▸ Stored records
....

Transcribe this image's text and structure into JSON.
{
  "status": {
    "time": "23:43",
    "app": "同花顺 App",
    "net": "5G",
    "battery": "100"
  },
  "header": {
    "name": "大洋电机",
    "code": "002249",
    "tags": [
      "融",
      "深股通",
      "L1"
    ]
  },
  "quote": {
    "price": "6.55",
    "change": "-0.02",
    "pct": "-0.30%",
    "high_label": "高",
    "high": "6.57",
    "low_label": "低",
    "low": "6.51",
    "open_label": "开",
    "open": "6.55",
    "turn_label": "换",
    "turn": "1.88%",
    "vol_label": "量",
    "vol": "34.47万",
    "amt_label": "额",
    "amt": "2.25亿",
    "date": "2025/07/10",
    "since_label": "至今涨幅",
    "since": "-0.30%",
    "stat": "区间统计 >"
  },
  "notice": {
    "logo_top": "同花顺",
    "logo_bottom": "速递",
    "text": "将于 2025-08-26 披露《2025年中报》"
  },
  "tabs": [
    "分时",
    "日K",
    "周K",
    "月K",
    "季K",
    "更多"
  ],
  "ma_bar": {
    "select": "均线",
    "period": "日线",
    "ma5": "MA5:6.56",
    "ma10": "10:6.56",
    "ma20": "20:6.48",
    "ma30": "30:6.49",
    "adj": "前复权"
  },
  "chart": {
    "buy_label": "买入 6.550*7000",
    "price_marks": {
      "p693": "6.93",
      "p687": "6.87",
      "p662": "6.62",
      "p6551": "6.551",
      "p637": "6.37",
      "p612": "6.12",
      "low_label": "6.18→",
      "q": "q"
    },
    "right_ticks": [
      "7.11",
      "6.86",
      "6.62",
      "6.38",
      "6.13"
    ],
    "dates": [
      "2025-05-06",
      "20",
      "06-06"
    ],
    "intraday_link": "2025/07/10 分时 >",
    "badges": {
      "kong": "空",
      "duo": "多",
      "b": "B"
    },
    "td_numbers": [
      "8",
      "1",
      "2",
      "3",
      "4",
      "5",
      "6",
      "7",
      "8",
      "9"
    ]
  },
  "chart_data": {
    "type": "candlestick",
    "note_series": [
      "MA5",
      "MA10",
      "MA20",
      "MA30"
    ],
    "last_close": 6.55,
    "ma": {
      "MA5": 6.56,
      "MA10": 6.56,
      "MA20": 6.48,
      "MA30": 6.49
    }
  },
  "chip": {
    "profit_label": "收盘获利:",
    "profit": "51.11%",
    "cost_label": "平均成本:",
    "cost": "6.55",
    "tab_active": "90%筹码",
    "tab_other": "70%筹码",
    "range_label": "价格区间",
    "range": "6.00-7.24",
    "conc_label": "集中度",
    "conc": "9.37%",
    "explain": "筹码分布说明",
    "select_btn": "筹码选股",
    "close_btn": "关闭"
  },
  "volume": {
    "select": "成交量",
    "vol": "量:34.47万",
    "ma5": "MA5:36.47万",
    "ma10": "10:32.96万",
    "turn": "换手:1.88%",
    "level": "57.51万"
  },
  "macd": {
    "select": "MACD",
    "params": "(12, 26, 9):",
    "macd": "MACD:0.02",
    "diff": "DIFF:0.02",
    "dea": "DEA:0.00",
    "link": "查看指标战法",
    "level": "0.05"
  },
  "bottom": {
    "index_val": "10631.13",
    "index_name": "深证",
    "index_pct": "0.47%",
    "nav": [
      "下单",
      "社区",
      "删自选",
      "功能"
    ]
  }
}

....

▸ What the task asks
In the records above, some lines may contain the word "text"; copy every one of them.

▸ Solution below
Transcribe this image's text and structure into JSON.
    "text": "将于 2025-08-26 披露《2025年中报》"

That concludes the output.